** RECORDS TO USE follows **

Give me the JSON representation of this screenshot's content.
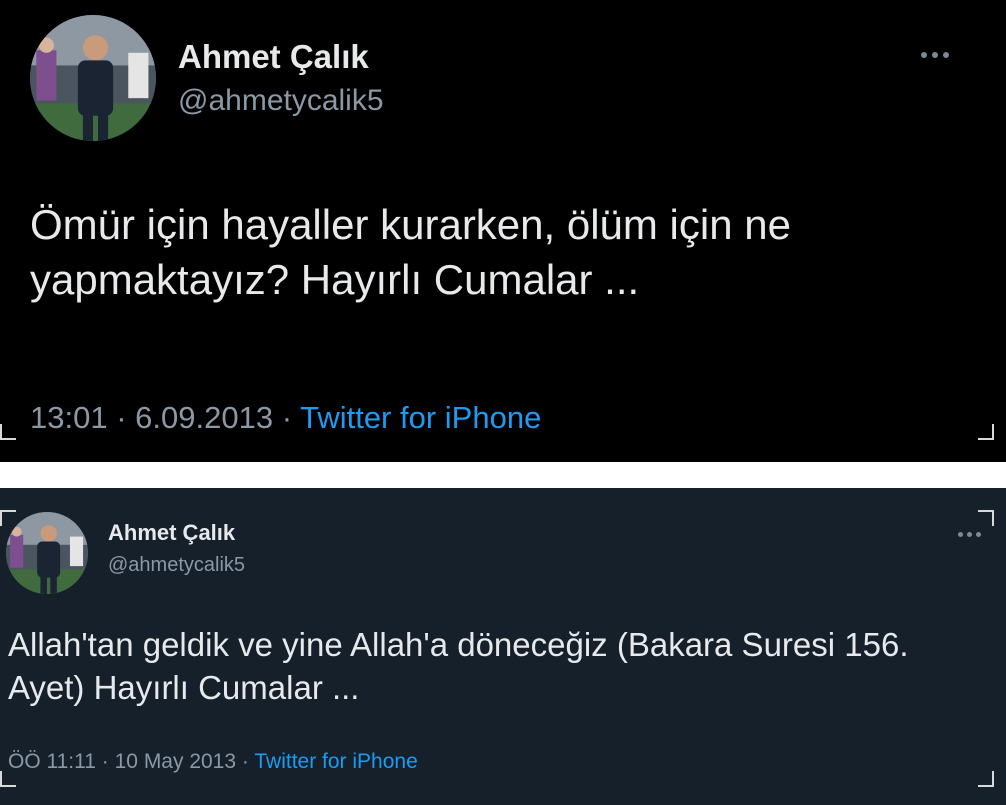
{
  "tweets": [
    {
      "author_name": "Ahmet Çalık",
      "author_handle": "@ahmetycalik5",
      "text": "Ömür için hayaller kurarken, ölüm için ne yapmaktayız? Hayırlı Cumalar ...",
      "time": "13:01",
      "date": "6.09.2013",
      "separator": "·",
      "source": "Twitter for iPhone",
      "background": "#000000"
    },
    {
      "author_name": "Ahmet Çalık",
      "author_handle": "@ahmetycalik5",
      "text": "Allah'tan geldik ve yine Allah'a döneceğiz (Bakara Suresi 156. Ayet) Hayırlı Cumalar ...",
      "time": "ÖÖ 11:11",
      "date": "10 May 2013",
      "separator": "·",
      "source": "Twitter for iPhone",
      "background": "#15202b"
    }
  ],
  "colors": {
    "text_primary": "#e7e9ea",
    "text_secondary": "#8b98a5",
    "link": "#1d9bf0"
  },
  "icons": {
    "more": "more-horizontal-icon",
    "avatar": "profile-photo"
  }
}
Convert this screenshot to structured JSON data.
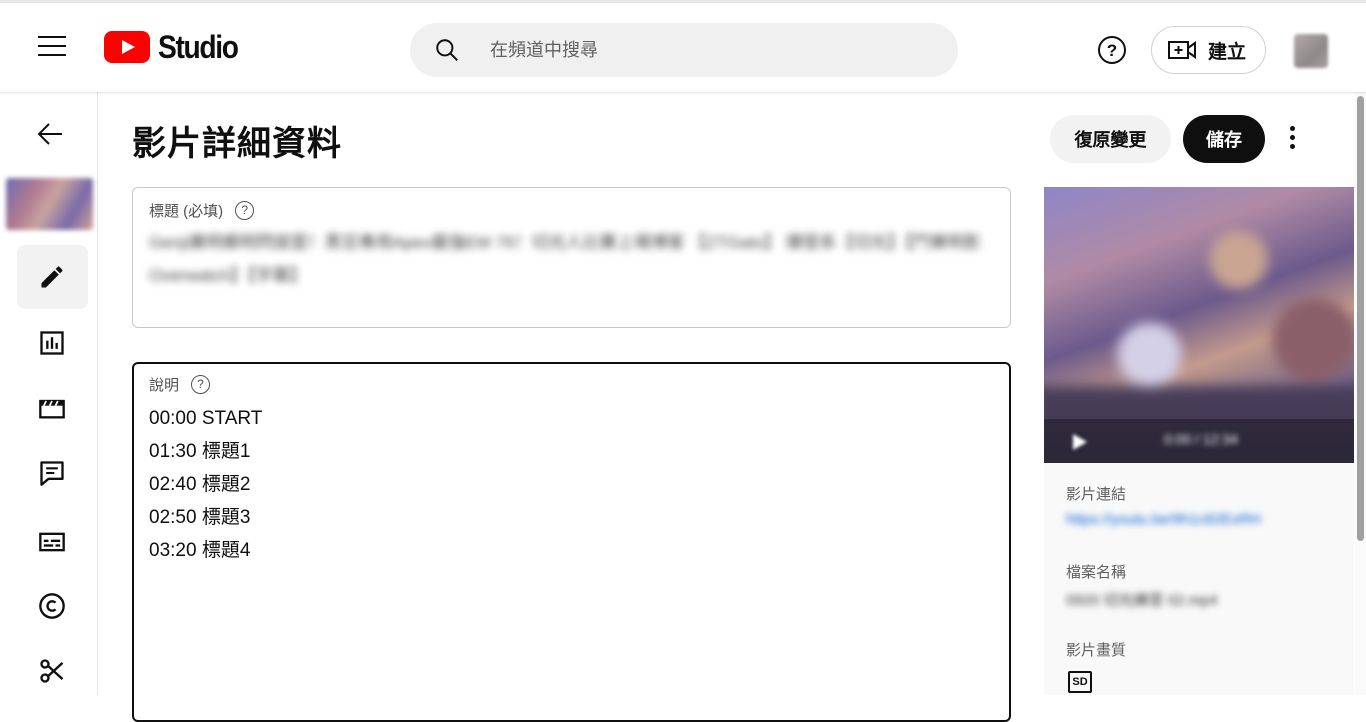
{
  "header": {
    "logo_text": "Studio",
    "search_placeholder": "在頻道中搜尋",
    "help_label": "?",
    "create_label": "建立"
  },
  "page": {
    "title": "影片詳細資料",
    "undo_label": "復原變更",
    "save_label": "儲存"
  },
  "title_field": {
    "label": "標題 (必填)",
    "value": "Genji廣明鄉明閃拔雲！黑豆專用Apex最強EM 76！切光人比賽上場博客 【ZTGato】 爆發系【切光】【鬥樂明影 Overwatch】【字幕】"
  },
  "description_field": {
    "label": "說明",
    "lines": [
      "00:00 START",
      "01:30 標題1",
      "02:40 標題2",
      "02:50 標題3",
      "03:20 標題4"
    ]
  },
  "side_panel": {
    "player_time": "0:00 / 12:34",
    "link_label": "影片連結",
    "link_value": "https://youtu.be/9h1c82ExRH",
    "file_label": "檔案名稱",
    "file_value": "0920 切光練習 02.mp4",
    "quality_label": "影片畫質",
    "quality_badge": "SD"
  },
  "colors": {
    "brand_red": "#ff0000",
    "save_button": "#0f0f0f",
    "link_blue": "#065fd4"
  }
}
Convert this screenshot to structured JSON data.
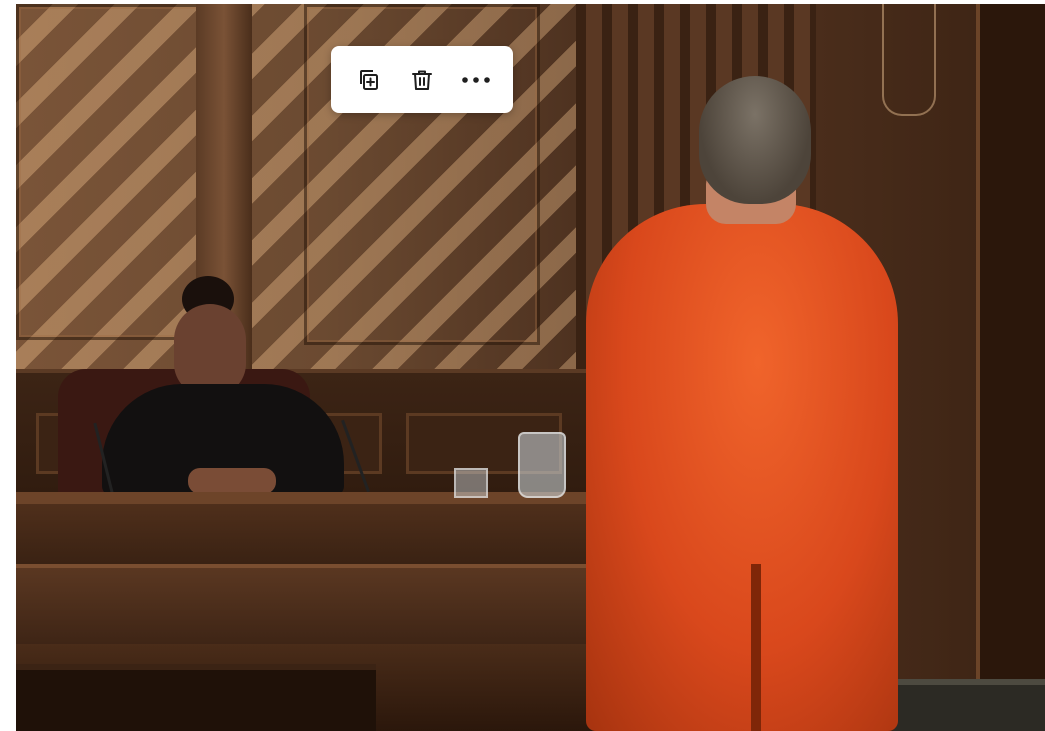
{
  "image": {
    "alt_description": ""
  },
  "toolbar": {
    "items": [
      {
        "icon": "duplicate-icon",
        "label": ""
      },
      {
        "icon": "trash-icon",
        "label": ""
      },
      {
        "icon": "more-horizontal-icon",
        "label": ""
      }
    ],
    "icon_color": "#1f1f1f",
    "background": "#ffffff"
  }
}
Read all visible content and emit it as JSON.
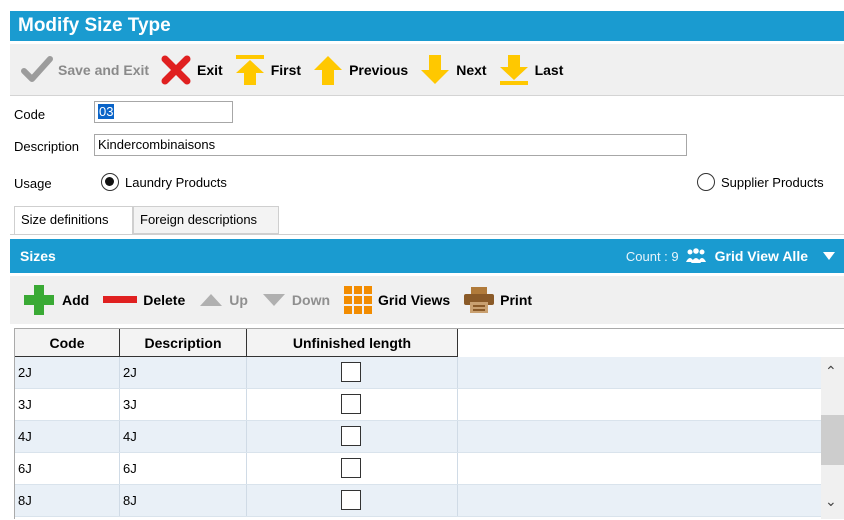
{
  "window": {
    "title": "Modify Size Type"
  },
  "toolbar": {
    "save_exit": "Save and Exit",
    "exit": "Exit",
    "first": "First",
    "previous": "Previous",
    "next": "Next",
    "last": "Last"
  },
  "form": {
    "code_label": "Code",
    "code_value": "03",
    "description_label": "Description",
    "description_value": "Kindercombinaisons",
    "usage_label": "Usage",
    "usage_options": [
      {
        "label": "Laundry Products",
        "selected": true
      },
      {
        "label": "Supplier Products",
        "selected": false
      }
    ]
  },
  "tabs": [
    {
      "label": "Size definitions",
      "active": true
    },
    {
      "label": "Foreign descriptions",
      "active": false
    }
  ],
  "sizes": {
    "title": "Sizes",
    "count_text": "Count : 9",
    "grid_view": "Grid View Alle"
  },
  "subtoolbar": {
    "add": "Add",
    "delete": "Delete",
    "up": "Up",
    "down": "Down",
    "grid_views": "Grid Views",
    "print": "Print"
  },
  "grid": {
    "columns": [
      "Code",
      "Description",
      "Unfinished length"
    ],
    "rows": [
      {
        "code": "2J",
        "description": "2J",
        "unfinished": false
      },
      {
        "code": "3J",
        "description": "3J",
        "unfinished": false
      },
      {
        "code": "4J",
        "description": "4J",
        "unfinished": false
      },
      {
        "code": "6J",
        "description": "6J",
        "unfinished": false
      },
      {
        "code": "8J",
        "description": "8J",
        "unfinished": false
      }
    ]
  },
  "colors": {
    "accent": "#1a9bd0",
    "arrow_yellow": "#ffc800",
    "exit_red": "#e02020",
    "add_green": "#3aaa35",
    "grid_orange": "#f28c00"
  }
}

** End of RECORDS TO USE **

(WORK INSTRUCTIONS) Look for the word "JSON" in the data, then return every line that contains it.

(ANSWER AREA)
Give me the JSON representation of this screenshot's content.
Convert this screenshot to structured JSON data.
Convert this screenshot to structured JSON data.
Read all visible content and emit it as JSON.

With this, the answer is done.